1. What is a healthy organism?1.1. Discuss the difficulties in defining the terms ''health'' and ''disease''.
Health: A state of complete physical, mental and social health, and not merely the absence of disease or infirmity.
Health is difficult to define as health as many components such as physical, mental and social, some of which are very subjective.
Disease: A state of impared functioning of an organism, including impaired physical, mental and social functioning.
Disease is difficult to define as it also has many components. It depends on an organisms normal level of functioning and what they expect their quality of life to be.
1.2. Outline how the function of genes, mitosis, cell differentiation and specialisation assist in the maintenance of health.
Genes control the production of proteins needed for proper functioning of the body. Healthy genes ensure the correct proteins are made.
Through the production of proteins (e.g. enzymes), genes ensure that cell processes occur, maintaining metabolism and homeostasis.
Mitosis is the process that enables genetic material to be copied exactly, ensuring the genes are correct and able to maintain health.
Mitosis is also the process that organisms use to grow, maintain and repair body cells.
Cell differentiation and specialisation result in cells which are specialised for specific functions in the body, such as red blood cells.
Together they work in coordination to maintain the health and proper functioning of the organism.
1.3 Use available evidence to analyse the links between gene expression and maintenance and repair of body tissues.A healthy organism is the result of:
The correct functioning of genes.
The production of perfect copies of genetic material through mitosis.
The expression of genes in cell specialisation and differentiation.

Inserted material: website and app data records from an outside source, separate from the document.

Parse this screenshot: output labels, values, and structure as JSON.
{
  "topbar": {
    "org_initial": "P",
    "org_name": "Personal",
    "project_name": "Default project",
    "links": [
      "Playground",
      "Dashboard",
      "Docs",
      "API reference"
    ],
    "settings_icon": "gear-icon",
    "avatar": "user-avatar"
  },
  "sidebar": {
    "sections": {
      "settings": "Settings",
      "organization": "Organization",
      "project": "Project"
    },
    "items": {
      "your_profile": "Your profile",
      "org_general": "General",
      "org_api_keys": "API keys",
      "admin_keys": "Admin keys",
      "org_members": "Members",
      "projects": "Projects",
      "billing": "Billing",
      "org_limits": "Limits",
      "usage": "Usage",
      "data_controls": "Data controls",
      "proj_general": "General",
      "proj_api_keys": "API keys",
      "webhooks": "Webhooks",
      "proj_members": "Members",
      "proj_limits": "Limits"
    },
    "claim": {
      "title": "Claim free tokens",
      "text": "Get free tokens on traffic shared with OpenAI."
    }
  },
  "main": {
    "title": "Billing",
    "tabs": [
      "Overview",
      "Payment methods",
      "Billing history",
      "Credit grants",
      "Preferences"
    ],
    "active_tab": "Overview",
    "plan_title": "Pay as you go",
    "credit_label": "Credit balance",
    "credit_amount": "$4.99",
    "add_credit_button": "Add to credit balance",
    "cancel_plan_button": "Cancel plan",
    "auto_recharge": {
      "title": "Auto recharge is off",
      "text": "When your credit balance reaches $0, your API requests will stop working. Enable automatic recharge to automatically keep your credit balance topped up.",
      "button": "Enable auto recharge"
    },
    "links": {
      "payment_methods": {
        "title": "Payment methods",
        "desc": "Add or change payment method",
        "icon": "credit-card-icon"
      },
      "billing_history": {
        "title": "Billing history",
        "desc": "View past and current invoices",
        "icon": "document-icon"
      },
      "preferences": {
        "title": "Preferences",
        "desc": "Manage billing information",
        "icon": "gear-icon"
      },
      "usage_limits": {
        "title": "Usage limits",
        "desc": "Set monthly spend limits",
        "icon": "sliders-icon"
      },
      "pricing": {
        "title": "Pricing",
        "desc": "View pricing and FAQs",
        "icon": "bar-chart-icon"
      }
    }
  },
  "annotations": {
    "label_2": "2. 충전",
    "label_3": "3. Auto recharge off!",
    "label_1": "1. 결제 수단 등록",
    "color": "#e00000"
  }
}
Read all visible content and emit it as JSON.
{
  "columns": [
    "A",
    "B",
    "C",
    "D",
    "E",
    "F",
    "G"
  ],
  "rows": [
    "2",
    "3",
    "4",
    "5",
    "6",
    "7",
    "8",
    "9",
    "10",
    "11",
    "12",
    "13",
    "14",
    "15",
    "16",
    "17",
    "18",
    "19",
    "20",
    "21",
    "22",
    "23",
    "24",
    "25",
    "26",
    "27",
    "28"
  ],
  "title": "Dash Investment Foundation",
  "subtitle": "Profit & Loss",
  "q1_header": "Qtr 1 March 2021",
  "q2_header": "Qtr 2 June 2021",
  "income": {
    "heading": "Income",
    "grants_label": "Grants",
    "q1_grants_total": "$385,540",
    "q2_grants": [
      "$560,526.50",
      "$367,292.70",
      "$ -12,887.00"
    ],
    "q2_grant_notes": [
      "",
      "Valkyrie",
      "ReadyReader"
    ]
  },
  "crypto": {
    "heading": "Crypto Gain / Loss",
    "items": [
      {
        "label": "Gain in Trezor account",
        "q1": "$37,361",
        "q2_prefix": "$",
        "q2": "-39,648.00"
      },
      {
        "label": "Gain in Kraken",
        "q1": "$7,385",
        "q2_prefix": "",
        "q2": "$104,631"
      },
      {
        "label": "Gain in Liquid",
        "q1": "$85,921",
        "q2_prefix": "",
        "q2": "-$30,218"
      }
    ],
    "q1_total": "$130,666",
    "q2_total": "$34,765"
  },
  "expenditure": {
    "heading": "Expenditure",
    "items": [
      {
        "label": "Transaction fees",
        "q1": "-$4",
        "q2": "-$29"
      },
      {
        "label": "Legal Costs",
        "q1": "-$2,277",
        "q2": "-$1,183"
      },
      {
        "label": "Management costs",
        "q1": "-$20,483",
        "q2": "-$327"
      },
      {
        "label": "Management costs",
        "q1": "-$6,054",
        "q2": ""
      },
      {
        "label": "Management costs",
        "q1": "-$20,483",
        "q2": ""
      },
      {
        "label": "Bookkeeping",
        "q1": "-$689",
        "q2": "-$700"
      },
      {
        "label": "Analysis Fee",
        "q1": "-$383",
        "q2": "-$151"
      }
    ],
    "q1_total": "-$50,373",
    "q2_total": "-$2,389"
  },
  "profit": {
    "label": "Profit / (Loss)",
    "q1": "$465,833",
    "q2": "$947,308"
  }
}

The body's cells are constantly being replaced, the correct specialised cells must be produced to replace them. This is done through mitosis, followed by gene expression. Healthy cells have their cycle regulated by proteins that are produced by different types of genes. DNA repair genes ensure that DNA is accurately coppied. Two balanced genes that regulate the cell are:Proto-oncogenes: These produce proteins that stimulate division. Mutated proto-oncogenes are called encogenes and cause uncontrolled cell division (cancers).Tumor supressor genes: These produce proteins that stop division. Mutated tumor supressor genes lose their ability to control the rate of cell division, leading to uncontrolled growth (also cancer).
2. Over 3000 years ago the Chinese and Hebrws were advocating cleanliness in food, water and personal hygiene.2.1. Distinguish between infectious and non-infectious disease.infectious disease is an invasion of the body by an infectious agent that causes disease (pathogen). This disease can be transmited between organisms. Pathogens can be microscopic and microscopic. E.g. viruses (influenza), bacteria (tonsillitis), protozoans (malaria), prios (CJD), fungi (tinea).Non-infectious disease involves no pathogens. There is no transmission between organisms. E.g. Inherited disease (Down's Syndrome, haemophilia), nutritional disease (scurvy, beriberi), environmental (skin cancer, asbestosis).
2.2. Explain why cleanliness in food, water and personal hygiene practices assist in control of disease.Cleanliness of food:Contaminated food is a source of pathogens such as salmonella and can readily spread disease.Microbes in food only become a risk when they are allowed to multiply and reach large numbers.Modern methods to reduce the number of microbes in food and control the spread of disease include:- Heating: High temperatures kill microbes e.g. cooking food, pasteurisation- Cooling: Refrigeration slows down the growth of microbes.- Drying: Dehydrating food kills microbes, making them last longer.